What you have to do
Read through the listing below, and copy every line where the string "desc" appears.

Available data
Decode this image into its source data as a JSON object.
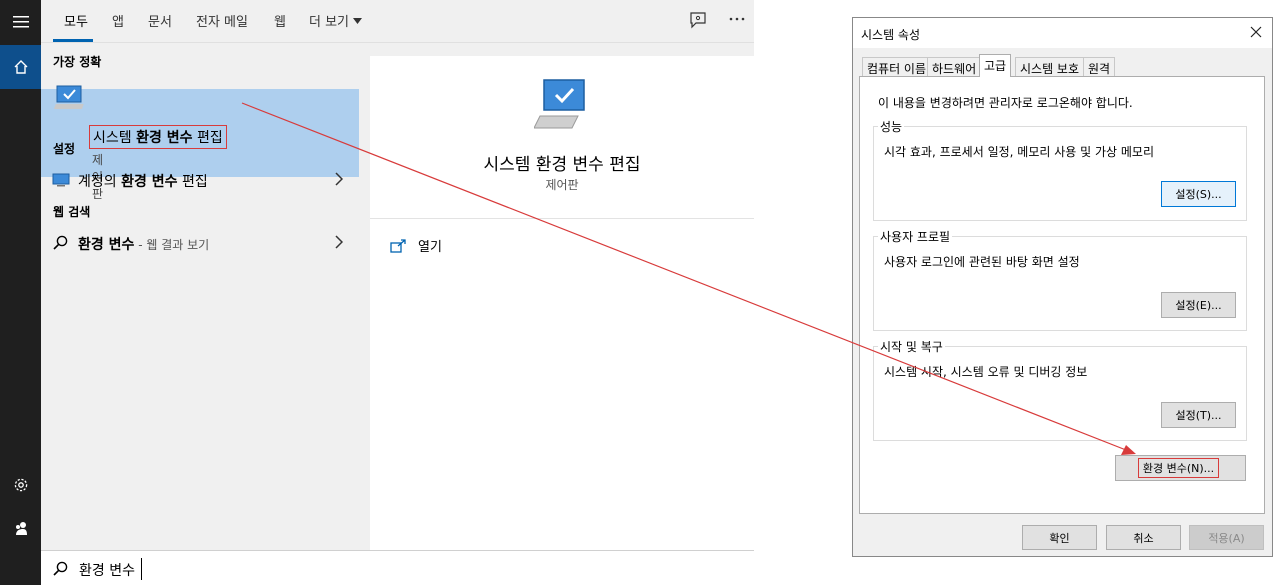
{
  "search": {
    "tabs": [
      "모두",
      "앱",
      "문서",
      "전자 메일",
      "웹"
    ],
    "more_label": "더 보기",
    "best_match_heading": "가장 정확",
    "best_match": {
      "title_plain": "시스템 ",
      "title_bold": "환경 변수",
      "title_tail": " 편집",
      "subtitle": "제어판"
    },
    "settings_heading": "설정",
    "settings_item": {
      "prefix": "계정의 ",
      "bold": "환경 변수",
      "suffix": " 편집"
    },
    "web_heading": "웹 검색",
    "web_item": {
      "bold": "환경 변수",
      "muted": " - 웹 결과 보기"
    },
    "preview": {
      "title": "시스템 환경 변수 편집",
      "subtitle": "제어판",
      "open_label": "열기"
    },
    "query": "환경 변수"
  },
  "dialog": {
    "title": "시스템 속성",
    "tabs": [
      "컴퓨터 이름",
      "하드웨어",
      "고급",
      "시스템 보호",
      "원격"
    ],
    "notice": "이 내용을 변경하려면 관리자로 로그온해야 합니다.",
    "performance": {
      "label": "성능",
      "desc": "시각 효과, 프로세서 일정, 메모리 사용 및 가상 메모리",
      "button": "설정(S)..."
    },
    "profile": {
      "label": "사용자 프로필",
      "desc": "사용자 로그인에 관련된 바탕 화면 설정",
      "button": "설정(E)..."
    },
    "startup": {
      "label": "시작 및 복구",
      "desc": "시스템 시작, 시스템 오류 및 디버깅 정보",
      "button": "설정(T)..."
    },
    "env_button": "환경 변수(N)...",
    "ok": "확인",
    "cancel": "취소",
    "apply": "적용(A)"
  },
  "colors": {
    "accent": "#0063b1",
    "highlight": "#aecfee",
    "annotation": "#d83b3b"
  }
}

Response area
      "desc": "시각 효과, 프로세서 일정, 메모리 사용 및 가상 메모리",
      "desc": "사용자 로그인에 관련된 바탕 화면 설정",
      "desc": "시스템 시작, 시스템 오류 및 디버깅 정보",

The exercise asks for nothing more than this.